A 72-year-old Hispanic male presented with a year-long history of a progressive, pruritic eruption consisting of firm, skin-colored papules on the head and neck that spread to the upper back, chest, proximal arms, and abdomen. He had joint swelling and pain. A biopsy was performed to confirm the diagnosis. Upon treatment with intravenous immunoglobulin (IVIg), his condition improved. After his fifth IVIg treatment, he developed smooth pink papules over the extensor elbows, knees, and feet. These lesions were biopsied as well. Serum protein electrophoresis demonstrated biclonal IgG with lambda and monoclonal IgA with kappa specificity.

Make the diagnosis:

Scleromyxedema

Scleromyxedema with concurrent erythema elevatum diutinum

Amyloidosis

Scleroderma with concurrent erythema elevatum diutinum

Scleromyxedema, or generalized lichen myxedematosus, is a primary cutaneous mucinosis with unknown pathogenesis characterized by generalized firm, skin-colored papules and is commonly associated with an underlying monoclonal gammopathy (usually Ig-gamma paraproteinemia).

Scleromyxedema may have associated internal involvement, including neurologic, gastrointestinal, pulmonary, renal, cardiovascular, ophthalmological, or musculoskeletal. Histopathology demonstrates mucin in the dermis seen with Alcian blue staining, proliferation of fibroblasts, and increased collagen deposition.

The condition is chronic and progressive. Intravenous immunoglobulin is considered first-line treatment. Thalidomide and corticosteroids have been reported to also be efficacious.

Erythema elevatum diutinum (EED) is a small-vessel vasculitis that presents with asymptomatic, symmetrical nodules or plaques on extensor surfaces.

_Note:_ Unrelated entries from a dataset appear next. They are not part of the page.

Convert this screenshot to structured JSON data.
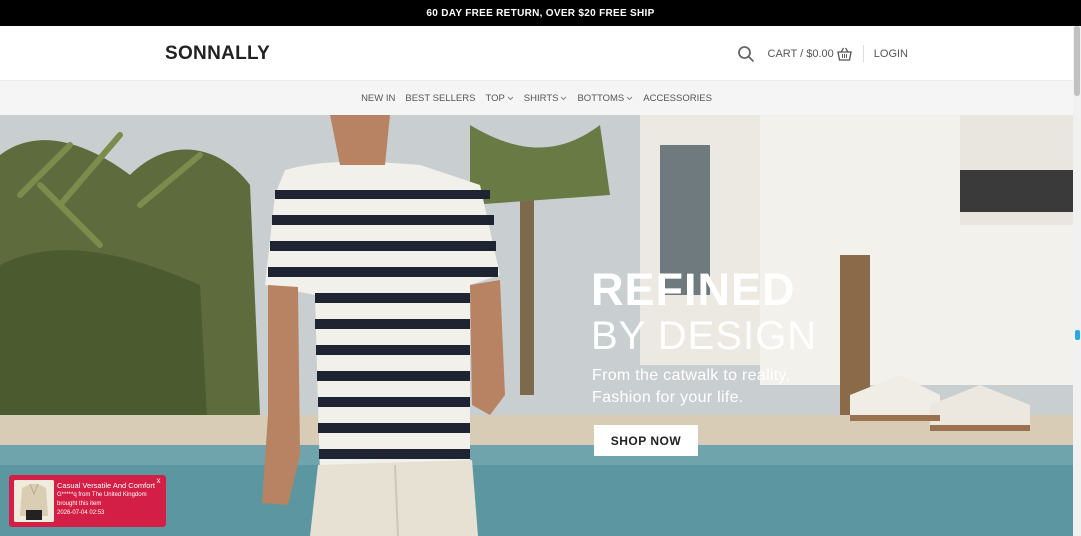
{
  "announcement": "60 DAY FREE RETURN, OVER $20 FREE SHIP",
  "header": {
    "logo": "SONNALLY",
    "cart_label": "CART / $0.00",
    "login_label": "LOGIN",
    "icons": {
      "search": "search-icon",
      "cart": "basket-icon"
    }
  },
  "nav": {
    "items": [
      {
        "label": "NEW IN",
        "dropdown": false
      },
      {
        "label": "BEST SELLERS",
        "dropdown": false
      },
      {
        "label": "TOP",
        "dropdown": true
      },
      {
        "label": "SHIRTS",
        "dropdown": true
      },
      {
        "label": "BOTTOMS",
        "dropdown": true
      },
      {
        "label": "ACCESSORIES",
        "dropdown": false
      }
    ]
  },
  "hero": {
    "title_line1": "REFINED",
    "title_line2": "BY DESIGN",
    "subtitle_line1": "From the catwalk to reality,",
    "subtitle_line2": "Fashion for your life.",
    "cta": "SHOP NOW"
  },
  "popup": {
    "product": "Casual Versatile And Comfort",
    "customer": "G*****q from The United Kingdom",
    "action": "brought this item",
    "timestamp": "2026-07-04 02:53",
    "close": "x"
  },
  "colors": {
    "topbar_bg": "#000000",
    "nav_bg": "#f5f5f5",
    "popup_bg": "#d31f45",
    "accent": "#29a9e0"
  }
}
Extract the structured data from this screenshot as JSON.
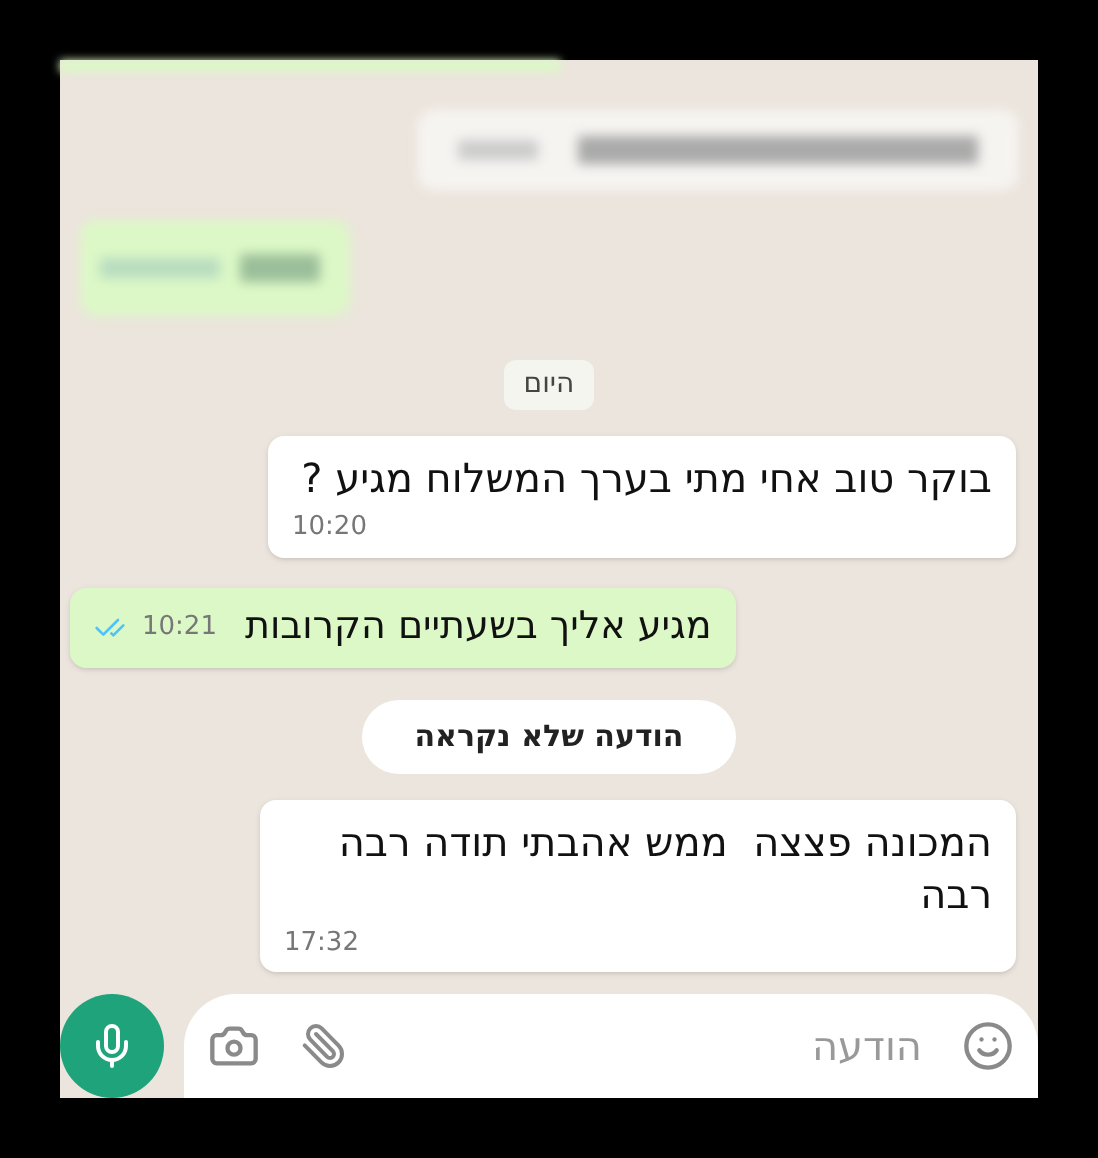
{
  "date_chip": "היום",
  "messages": [
    {
      "kind": "incoming",
      "text": "בוקר טוב אחי מתי בערך המשלוח מגיע ?",
      "time": "10:20"
    },
    {
      "kind": "outgoing",
      "text": "מגיע אליך בשעתיים הקרובות",
      "time": "10:21",
      "read": true
    }
  ],
  "unread_chip": "הודעה שלא נקראה",
  "later_messages": [
    {
      "kind": "incoming",
      "text": "המכונה פצצה  ממש אהבתי תודה רבה רבה",
      "time": "17:32"
    }
  ],
  "composer": {
    "placeholder": "הודעה"
  }
}
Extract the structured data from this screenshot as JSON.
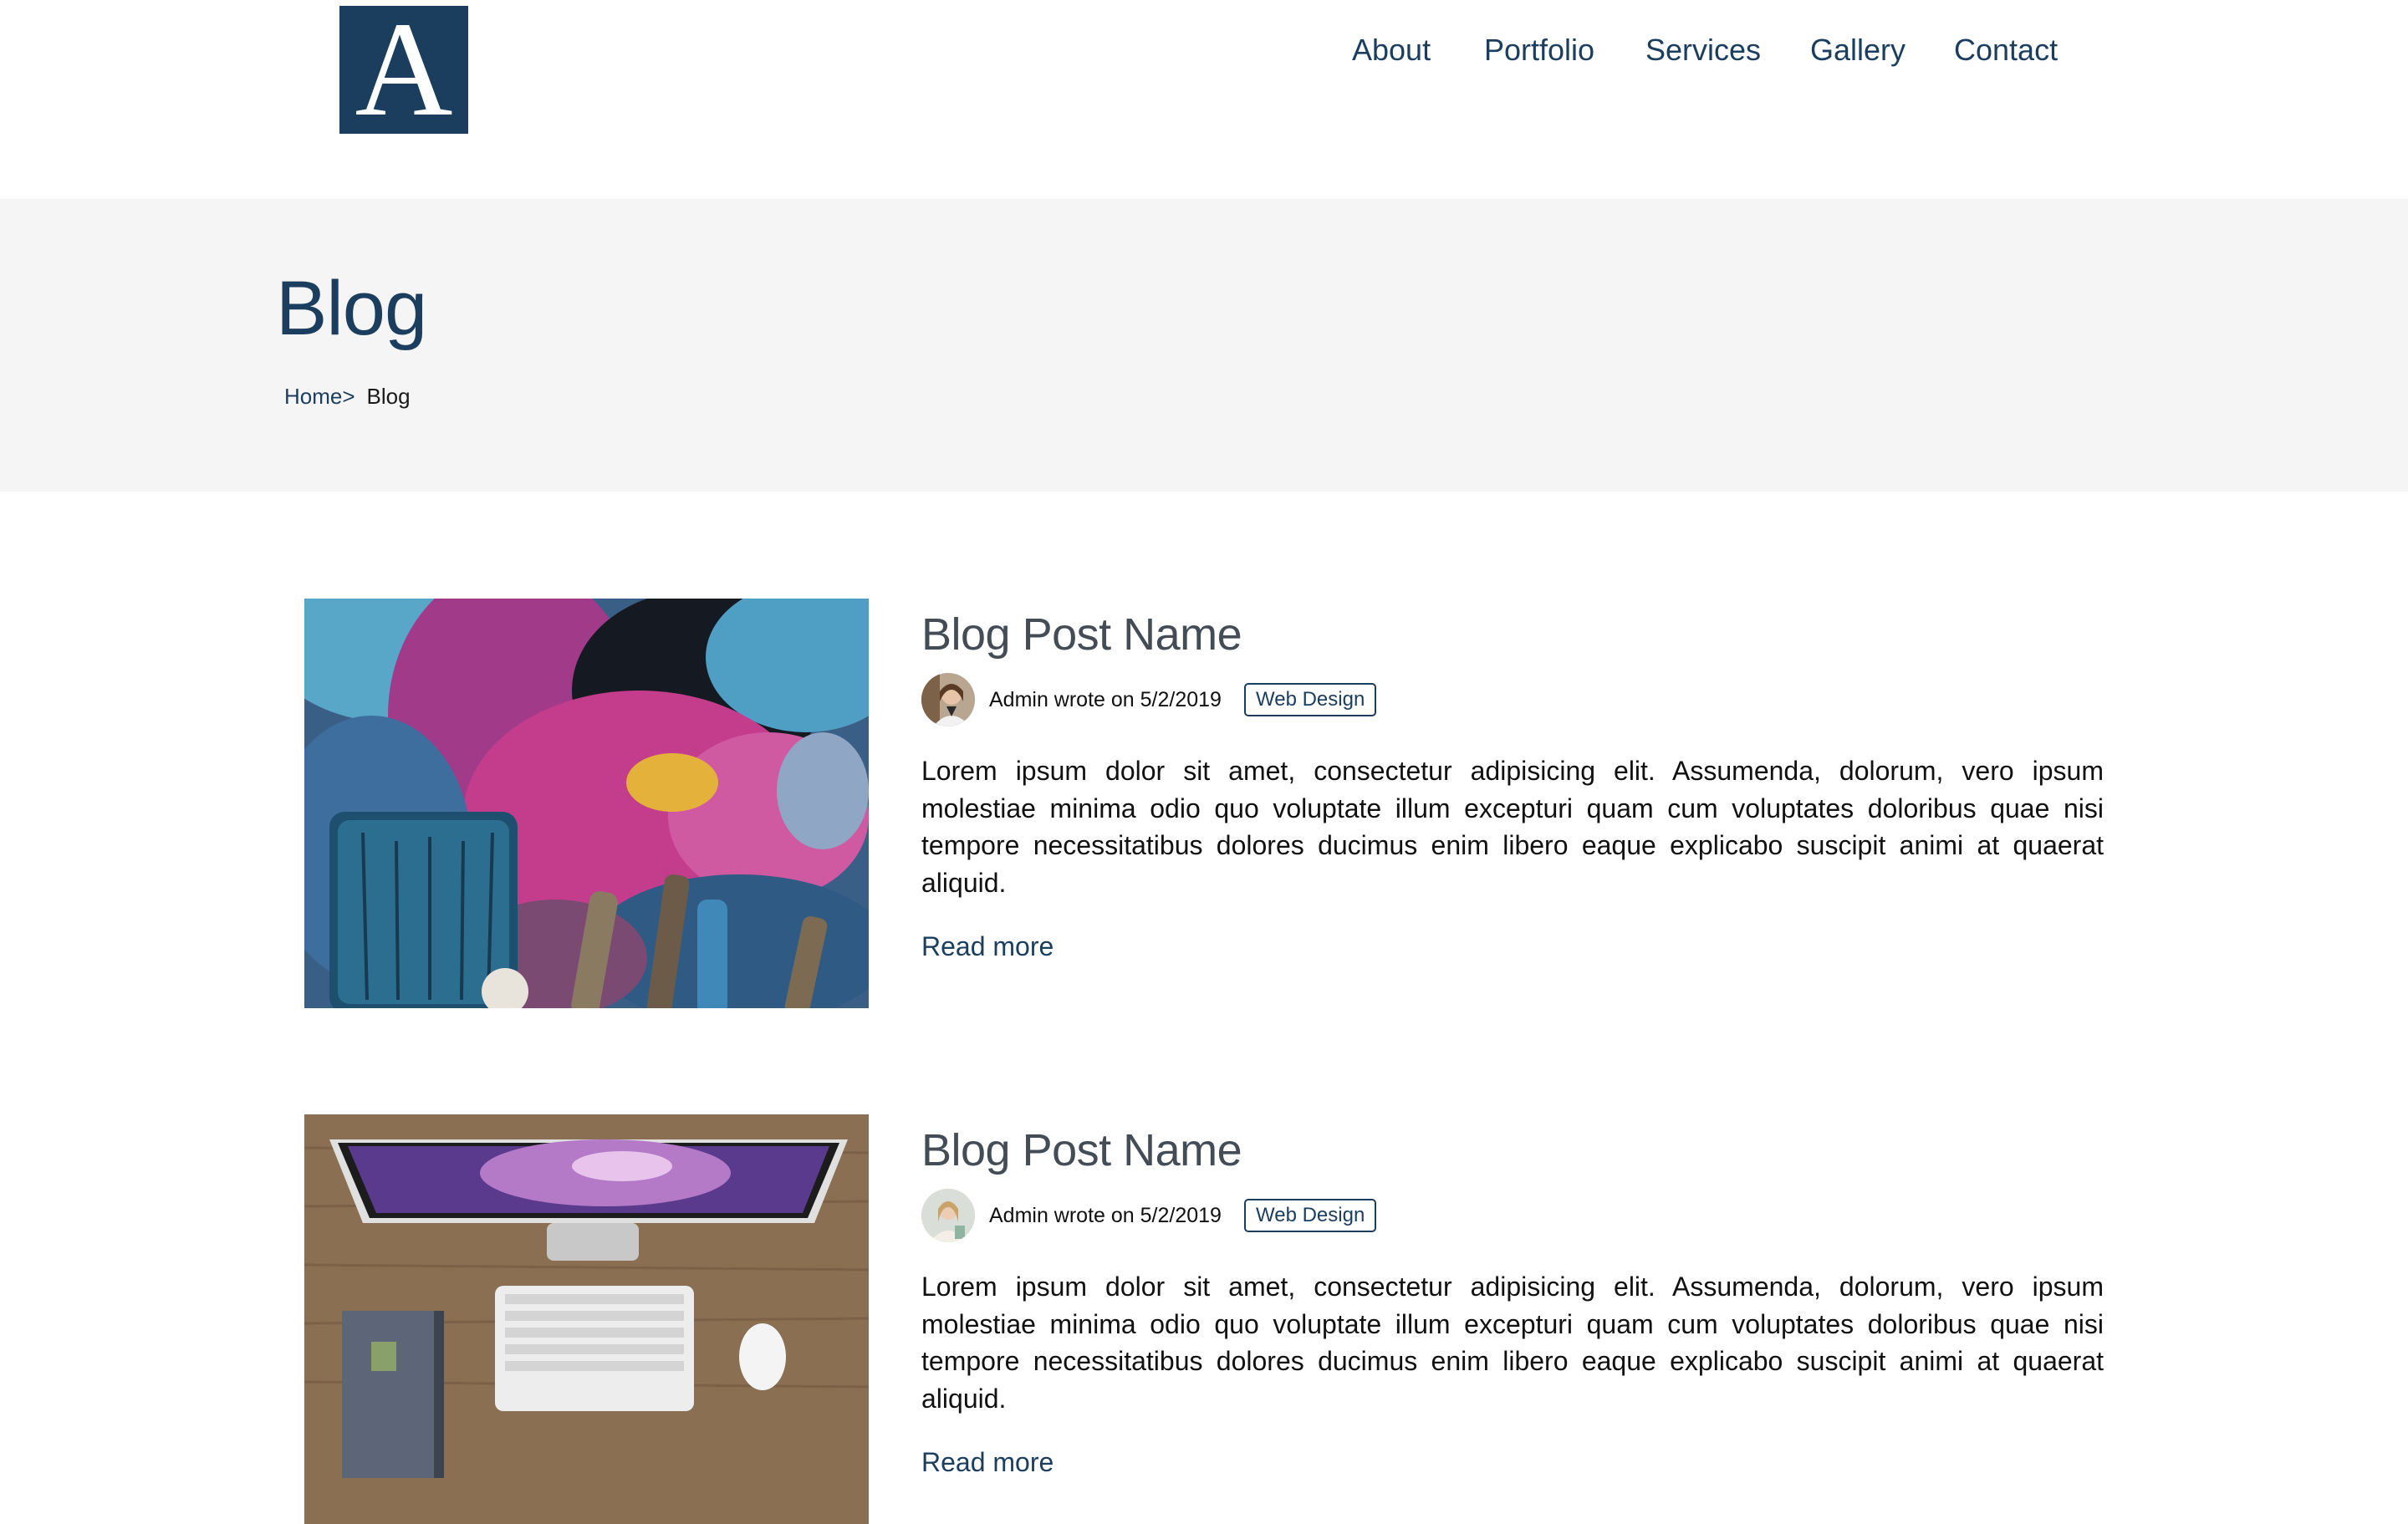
{
  "brand": {
    "logo_letter": "A",
    "color": "#1b3d5e"
  },
  "nav": {
    "items": [
      {
        "label": "About"
      },
      {
        "label": "Portfolio"
      },
      {
        "label": "Services"
      },
      {
        "label": "Gallery"
      },
      {
        "label": "Contact"
      }
    ]
  },
  "banner": {
    "title": "Blog",
    "breadcrumb": {
      "home": "Home",
      "separator": ">",
      "current": "Blog"
    }
  },
  "posts": [
    {
      "title": "Blog Post Name",
      "image": "paint-palette-photo",
      "author_line": "Admin wrote on 5/2/2019",
      "tag": "Web Design",
      "excerpt": "Lorem ipsum dolor sit amet, consectetur adipisicing elit. Assumenda, dolorum, vero ipsum molestiae minima odio quo voluptate illum excepturi quam cum voluptates doloribus quae nisi tempore necessitatibus dolores ducimus enim libero eaque explicabo suscipit animi at quaerat aliquid.",
      "read_more": "Read more"
    },
    {
      "title": "Blog Post Name",
      "image": "desk-computer-photo",
      "author_line": "Admin wrote on 5/2/2019",
      "tag": "Web Design",
      "excerpt": "Lorem ipsum dolor sit amet, consectetur adipisicing elit. Assumenda, dolorum, vero ipsum molestiae minima odio quo voluptate illum excepturi quam cum voluptates doloribus quae nisi tempore necessitatibus dolores ducimus enim libero eaque explicabo suscipit animi at quaerat aliquid.",
      "read_more": "Read more"
    }
  ]
}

It is associated with hematologic disorders, including IgA monoclonal gammopathy, as well as myeloproliferative disorders, leukemia, infections, and inflammatory bowel disease. Although its pathophysiology is not well understood, vascular immune complex deposition, repetitive inflammation, and subsequent fibrosis may play a role. On histology, there is leukocytoclastic vasculitis with polymorphonuclear cell infiltrate and fibrin deposition in the superficial and mid-dermis and onion-skin fibrosis.

EED often self-resolves within 5-10 years, although it can become chronic and recurrent. Dapsone, niacinamide, antimalarials, NSAIDs, tetracyclines, corticosteroids, colchicine, and plasmapheresis are reported treatments. This patient’s EED was recalcitrant to prednisone and responded to colchicine.

Scleromyxedema and EED are both rare, distinct cutaneous entities associated with different underlying paraproteinemias and to the best of our knowledge, have not been previously reported to coexist in a single patient.

Dr. Donna Bilu Martin, a dermatologist in private practice in Aventura, Fla.

Dr. Donna Bilu Martin

This case and the photos were submitted by Rachel Fayne, BA; Yumeng Li, MD, MS; Fabrizio Galimberti, MD, PhD; and Brian Morrison, MD, of the department of dermatology and cutaneous surgery at the University of Miami.

Dr. Bilu Martin is a board-certified dermatologist in private practice at Premier Dermatology, MD, in Aventura, Fla. More diagnostic cases are available at mdedge.com/dermatology. To submit a case for possible publication, send an email to dermnews@mdedge.com.

Next Article: